Startups tend to approach this in a number of ways.
Often times, we see startups come up with a cool idea and then try to find the right market for it. Don’t be fooled by stories like Pinterest, who took 22 months before eventually finding the perfect audience. That’s an exception. You don’t want to be a solution searching for a problem.
Other times, we look at a “persona”. It’s a hypothetical person that should theoretically have this problem that our product aims to solve. That’s better, but still not ideal. The problem is, it’s still pretty easy to convince yourself that this person exists while you still don’t really know if you’re actually solving a fundamental problem.
There’s a difference between a surface level problem and a fundamental problem. If it’s fundamental, it gets to the core of human need. It alleviates a pain or helps them attain a hope that’s central to their life.
A fundamental problem is a need, not a want. Facebook for example, solves for the fundamental need to communicate and connect.
How do you know you’re solving a fundamental problem?
By identifying one actual person and solving their problem.
If you can truly solve a fundamental problem for someone specific, make them crazy happy, change their life for the better, then you have the strong foundation you’ll need to build a long lasting company. Once you know you can solve that problem for one person, you know you can solve it for many more who share their pain.
It’s not easy to focus on just one person. There’s a lot of influence to think really big, shoot for huge markets and try to help as many people as possible right out of the gate.
You can still validate an idea by putting it out there and seeing if people will pay. But just because they pay, doesn’t mean you’ve identified a fundamental problem. It might be surface level. If you want to build a great company, not just a good one, then you must solve a fundamental problem.

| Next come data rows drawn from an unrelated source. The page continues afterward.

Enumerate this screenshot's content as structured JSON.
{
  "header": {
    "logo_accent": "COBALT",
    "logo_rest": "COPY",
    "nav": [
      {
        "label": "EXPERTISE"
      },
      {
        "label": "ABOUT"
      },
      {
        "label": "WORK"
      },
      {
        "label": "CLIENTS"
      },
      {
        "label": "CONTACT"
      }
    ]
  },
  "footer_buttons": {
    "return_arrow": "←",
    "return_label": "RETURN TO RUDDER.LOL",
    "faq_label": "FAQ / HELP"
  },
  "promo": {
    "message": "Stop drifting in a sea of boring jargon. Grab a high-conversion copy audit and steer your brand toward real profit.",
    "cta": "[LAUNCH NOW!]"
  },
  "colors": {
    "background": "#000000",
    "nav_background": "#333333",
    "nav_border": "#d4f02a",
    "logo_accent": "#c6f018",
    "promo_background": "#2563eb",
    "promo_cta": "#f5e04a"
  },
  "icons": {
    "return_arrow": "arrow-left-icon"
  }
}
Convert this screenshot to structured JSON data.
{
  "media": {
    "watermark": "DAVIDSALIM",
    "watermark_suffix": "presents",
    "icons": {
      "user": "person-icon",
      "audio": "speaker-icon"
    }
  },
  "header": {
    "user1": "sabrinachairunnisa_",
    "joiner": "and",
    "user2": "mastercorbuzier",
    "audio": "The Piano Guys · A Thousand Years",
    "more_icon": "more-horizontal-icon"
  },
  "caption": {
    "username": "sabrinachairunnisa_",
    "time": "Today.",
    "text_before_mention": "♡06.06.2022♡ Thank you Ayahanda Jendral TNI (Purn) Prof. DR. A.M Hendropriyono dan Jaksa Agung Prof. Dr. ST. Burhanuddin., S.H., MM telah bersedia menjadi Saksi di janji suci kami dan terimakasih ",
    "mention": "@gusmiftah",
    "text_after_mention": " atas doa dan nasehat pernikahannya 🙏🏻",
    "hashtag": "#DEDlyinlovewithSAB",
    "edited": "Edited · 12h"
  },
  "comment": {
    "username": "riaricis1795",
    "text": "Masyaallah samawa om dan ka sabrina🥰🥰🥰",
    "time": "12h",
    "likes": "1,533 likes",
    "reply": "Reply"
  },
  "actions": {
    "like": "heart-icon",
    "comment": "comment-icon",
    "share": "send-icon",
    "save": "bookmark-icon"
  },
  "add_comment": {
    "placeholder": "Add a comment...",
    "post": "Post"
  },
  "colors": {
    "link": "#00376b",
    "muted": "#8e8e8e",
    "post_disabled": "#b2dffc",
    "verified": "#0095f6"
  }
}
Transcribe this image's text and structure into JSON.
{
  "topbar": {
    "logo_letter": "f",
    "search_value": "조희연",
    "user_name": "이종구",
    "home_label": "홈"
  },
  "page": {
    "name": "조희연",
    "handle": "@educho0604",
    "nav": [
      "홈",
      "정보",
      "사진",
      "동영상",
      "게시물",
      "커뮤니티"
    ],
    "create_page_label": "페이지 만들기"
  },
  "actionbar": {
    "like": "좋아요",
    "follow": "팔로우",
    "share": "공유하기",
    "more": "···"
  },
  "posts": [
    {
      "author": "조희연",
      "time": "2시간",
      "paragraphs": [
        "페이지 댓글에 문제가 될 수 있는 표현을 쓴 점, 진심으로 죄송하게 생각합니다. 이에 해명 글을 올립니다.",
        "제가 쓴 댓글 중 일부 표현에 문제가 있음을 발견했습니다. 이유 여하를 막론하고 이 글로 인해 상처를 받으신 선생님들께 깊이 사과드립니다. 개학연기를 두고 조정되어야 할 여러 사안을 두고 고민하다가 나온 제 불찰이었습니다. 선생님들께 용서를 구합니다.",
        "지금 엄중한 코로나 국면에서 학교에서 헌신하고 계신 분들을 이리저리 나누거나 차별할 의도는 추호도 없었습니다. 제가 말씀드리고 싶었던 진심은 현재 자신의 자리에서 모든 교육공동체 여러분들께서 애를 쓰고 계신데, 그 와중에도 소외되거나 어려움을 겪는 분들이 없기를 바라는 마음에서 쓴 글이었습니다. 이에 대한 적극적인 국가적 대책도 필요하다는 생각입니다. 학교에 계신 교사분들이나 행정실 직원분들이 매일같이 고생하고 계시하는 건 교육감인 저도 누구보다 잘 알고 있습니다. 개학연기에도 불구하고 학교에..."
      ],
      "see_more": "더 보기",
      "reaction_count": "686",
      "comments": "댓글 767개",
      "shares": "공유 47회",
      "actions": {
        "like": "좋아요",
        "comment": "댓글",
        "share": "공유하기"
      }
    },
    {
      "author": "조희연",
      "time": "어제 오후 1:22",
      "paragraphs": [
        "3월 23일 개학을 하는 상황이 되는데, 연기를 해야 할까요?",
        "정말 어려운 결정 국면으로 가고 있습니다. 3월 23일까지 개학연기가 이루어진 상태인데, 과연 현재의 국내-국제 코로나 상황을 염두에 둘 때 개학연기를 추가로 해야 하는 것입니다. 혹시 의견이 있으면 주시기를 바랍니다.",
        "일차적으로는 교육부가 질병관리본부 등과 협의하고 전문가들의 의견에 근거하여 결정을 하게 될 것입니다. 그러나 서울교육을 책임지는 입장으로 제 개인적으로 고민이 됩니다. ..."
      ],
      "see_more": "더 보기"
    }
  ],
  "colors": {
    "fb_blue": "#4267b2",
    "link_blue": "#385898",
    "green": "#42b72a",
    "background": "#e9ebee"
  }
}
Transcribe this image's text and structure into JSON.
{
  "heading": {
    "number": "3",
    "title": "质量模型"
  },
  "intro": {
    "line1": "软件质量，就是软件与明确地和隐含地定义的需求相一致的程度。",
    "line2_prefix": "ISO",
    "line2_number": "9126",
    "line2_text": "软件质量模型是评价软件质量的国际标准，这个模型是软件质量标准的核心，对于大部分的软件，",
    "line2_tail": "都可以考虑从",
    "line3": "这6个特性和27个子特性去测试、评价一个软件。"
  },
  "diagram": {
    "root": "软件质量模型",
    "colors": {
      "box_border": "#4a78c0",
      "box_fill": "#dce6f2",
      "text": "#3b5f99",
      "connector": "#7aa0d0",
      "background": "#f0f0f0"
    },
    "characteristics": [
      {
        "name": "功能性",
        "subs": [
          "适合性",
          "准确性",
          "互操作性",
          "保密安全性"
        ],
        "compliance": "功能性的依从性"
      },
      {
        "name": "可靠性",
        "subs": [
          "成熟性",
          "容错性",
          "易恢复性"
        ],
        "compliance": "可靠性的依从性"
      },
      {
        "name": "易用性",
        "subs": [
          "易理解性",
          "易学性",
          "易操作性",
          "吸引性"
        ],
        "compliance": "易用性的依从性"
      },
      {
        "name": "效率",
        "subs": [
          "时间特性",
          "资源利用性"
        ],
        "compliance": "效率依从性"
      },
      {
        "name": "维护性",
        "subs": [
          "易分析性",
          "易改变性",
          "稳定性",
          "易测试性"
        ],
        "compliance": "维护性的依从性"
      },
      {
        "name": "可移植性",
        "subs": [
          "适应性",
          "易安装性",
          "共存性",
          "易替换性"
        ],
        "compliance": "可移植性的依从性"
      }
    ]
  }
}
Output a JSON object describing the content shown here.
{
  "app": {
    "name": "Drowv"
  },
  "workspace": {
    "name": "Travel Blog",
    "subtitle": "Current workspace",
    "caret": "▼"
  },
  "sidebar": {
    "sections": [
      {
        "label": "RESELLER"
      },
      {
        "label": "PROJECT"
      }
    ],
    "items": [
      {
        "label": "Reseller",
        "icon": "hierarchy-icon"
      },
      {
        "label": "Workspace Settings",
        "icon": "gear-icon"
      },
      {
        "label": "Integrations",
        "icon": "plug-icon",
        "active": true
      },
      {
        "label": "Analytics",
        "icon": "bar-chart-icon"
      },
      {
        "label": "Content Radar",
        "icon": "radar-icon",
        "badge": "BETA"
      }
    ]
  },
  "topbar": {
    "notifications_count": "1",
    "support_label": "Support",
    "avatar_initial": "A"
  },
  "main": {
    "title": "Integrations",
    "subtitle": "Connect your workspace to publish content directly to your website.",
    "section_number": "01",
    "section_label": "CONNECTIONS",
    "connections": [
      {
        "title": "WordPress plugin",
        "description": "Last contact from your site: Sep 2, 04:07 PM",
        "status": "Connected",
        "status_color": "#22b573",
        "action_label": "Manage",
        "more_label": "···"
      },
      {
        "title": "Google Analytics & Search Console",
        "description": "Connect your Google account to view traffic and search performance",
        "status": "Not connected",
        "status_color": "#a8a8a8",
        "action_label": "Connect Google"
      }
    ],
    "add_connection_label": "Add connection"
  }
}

Force yourself to find a real person. There’s no fluff at this level. It’s either you’re solving the problem for them, or you’re not.
Ditch the persona and market data. Just find a person and help them. Then go from there.